YOUR GOAL » Where does the word "notes" show up in the records? Copy every line that holds it.

Dataset rows describing interfaces »
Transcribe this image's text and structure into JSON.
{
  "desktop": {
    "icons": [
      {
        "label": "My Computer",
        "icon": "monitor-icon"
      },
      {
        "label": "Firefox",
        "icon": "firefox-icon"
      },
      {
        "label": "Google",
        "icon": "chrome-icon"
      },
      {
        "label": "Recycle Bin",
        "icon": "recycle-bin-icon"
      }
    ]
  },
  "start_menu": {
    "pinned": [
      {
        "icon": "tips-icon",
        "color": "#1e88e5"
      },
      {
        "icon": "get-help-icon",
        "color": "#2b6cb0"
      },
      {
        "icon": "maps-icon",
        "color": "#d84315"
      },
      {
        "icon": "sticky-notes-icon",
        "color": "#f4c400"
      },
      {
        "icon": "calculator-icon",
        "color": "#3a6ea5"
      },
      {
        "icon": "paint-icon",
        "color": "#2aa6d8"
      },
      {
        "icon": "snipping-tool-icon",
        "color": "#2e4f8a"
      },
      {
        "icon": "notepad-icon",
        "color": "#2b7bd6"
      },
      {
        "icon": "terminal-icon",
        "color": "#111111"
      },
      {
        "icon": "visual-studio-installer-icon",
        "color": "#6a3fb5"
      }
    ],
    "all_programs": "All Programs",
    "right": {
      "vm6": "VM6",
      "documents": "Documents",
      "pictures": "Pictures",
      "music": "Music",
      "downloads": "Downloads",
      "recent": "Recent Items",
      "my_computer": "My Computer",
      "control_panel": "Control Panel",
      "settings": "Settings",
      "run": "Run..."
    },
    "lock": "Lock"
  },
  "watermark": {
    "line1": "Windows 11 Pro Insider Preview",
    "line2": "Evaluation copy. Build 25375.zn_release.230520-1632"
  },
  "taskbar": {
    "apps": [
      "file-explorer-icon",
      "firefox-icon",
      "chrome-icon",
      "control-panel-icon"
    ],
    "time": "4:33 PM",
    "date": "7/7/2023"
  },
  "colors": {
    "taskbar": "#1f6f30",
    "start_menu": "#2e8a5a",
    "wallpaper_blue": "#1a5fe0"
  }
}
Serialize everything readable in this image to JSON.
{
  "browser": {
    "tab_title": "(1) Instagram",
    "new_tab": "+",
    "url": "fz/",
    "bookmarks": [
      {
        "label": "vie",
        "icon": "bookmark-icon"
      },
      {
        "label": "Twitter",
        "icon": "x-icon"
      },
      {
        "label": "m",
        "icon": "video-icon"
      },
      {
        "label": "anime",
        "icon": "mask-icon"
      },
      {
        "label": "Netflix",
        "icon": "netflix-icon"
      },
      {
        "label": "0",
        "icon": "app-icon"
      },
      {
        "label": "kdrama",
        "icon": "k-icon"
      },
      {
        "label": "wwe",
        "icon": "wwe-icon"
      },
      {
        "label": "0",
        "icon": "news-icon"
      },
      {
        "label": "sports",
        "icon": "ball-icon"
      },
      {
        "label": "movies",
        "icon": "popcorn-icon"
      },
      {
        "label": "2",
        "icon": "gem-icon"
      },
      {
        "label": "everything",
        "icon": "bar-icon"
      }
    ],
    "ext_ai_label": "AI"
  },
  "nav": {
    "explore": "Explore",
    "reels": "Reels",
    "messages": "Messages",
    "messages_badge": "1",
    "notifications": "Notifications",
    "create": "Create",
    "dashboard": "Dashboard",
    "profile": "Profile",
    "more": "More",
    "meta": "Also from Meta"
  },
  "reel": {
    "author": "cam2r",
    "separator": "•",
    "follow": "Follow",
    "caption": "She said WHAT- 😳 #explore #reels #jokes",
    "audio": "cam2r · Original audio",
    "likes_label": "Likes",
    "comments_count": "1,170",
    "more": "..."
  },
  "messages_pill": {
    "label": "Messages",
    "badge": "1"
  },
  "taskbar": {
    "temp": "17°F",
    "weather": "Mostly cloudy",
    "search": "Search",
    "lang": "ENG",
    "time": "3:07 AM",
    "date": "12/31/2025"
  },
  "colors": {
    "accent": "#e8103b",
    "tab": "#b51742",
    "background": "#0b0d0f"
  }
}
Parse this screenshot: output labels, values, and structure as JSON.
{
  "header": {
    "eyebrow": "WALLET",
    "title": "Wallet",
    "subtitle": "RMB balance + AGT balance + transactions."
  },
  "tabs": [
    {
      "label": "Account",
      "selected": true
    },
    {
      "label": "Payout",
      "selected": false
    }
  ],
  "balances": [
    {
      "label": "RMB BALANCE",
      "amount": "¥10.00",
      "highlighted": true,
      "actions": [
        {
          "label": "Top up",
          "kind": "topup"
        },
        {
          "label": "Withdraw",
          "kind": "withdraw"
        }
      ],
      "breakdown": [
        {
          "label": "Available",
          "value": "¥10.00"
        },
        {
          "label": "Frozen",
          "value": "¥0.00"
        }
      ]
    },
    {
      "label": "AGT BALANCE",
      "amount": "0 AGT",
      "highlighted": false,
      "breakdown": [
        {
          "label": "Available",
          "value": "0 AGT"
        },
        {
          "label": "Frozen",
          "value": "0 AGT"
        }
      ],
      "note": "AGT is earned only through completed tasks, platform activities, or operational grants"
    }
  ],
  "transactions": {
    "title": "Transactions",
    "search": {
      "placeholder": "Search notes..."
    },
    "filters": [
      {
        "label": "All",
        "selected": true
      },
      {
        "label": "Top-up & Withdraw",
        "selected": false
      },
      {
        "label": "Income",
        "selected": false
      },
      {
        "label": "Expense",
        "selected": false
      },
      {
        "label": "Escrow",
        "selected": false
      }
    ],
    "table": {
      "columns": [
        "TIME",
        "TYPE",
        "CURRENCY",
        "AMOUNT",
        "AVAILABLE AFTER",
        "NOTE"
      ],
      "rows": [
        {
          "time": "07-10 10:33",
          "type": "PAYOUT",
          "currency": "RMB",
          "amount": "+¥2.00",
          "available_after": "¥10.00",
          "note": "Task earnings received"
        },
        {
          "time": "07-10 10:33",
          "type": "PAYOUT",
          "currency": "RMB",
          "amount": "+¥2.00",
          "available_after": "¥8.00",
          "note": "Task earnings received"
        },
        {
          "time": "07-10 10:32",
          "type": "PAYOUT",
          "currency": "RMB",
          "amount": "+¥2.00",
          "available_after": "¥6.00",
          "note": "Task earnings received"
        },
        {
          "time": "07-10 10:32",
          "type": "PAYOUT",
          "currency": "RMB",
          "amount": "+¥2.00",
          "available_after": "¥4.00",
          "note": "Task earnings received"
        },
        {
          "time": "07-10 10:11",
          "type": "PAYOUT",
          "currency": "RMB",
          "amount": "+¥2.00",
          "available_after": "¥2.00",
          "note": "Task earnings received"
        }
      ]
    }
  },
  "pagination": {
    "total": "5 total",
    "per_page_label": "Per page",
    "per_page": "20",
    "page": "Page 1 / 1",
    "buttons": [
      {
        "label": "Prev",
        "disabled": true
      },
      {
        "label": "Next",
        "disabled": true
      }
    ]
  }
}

WRITTEN SOLUTION »
        "icon": "sticky-notes-icon",
      "placeholder": "Search notes..."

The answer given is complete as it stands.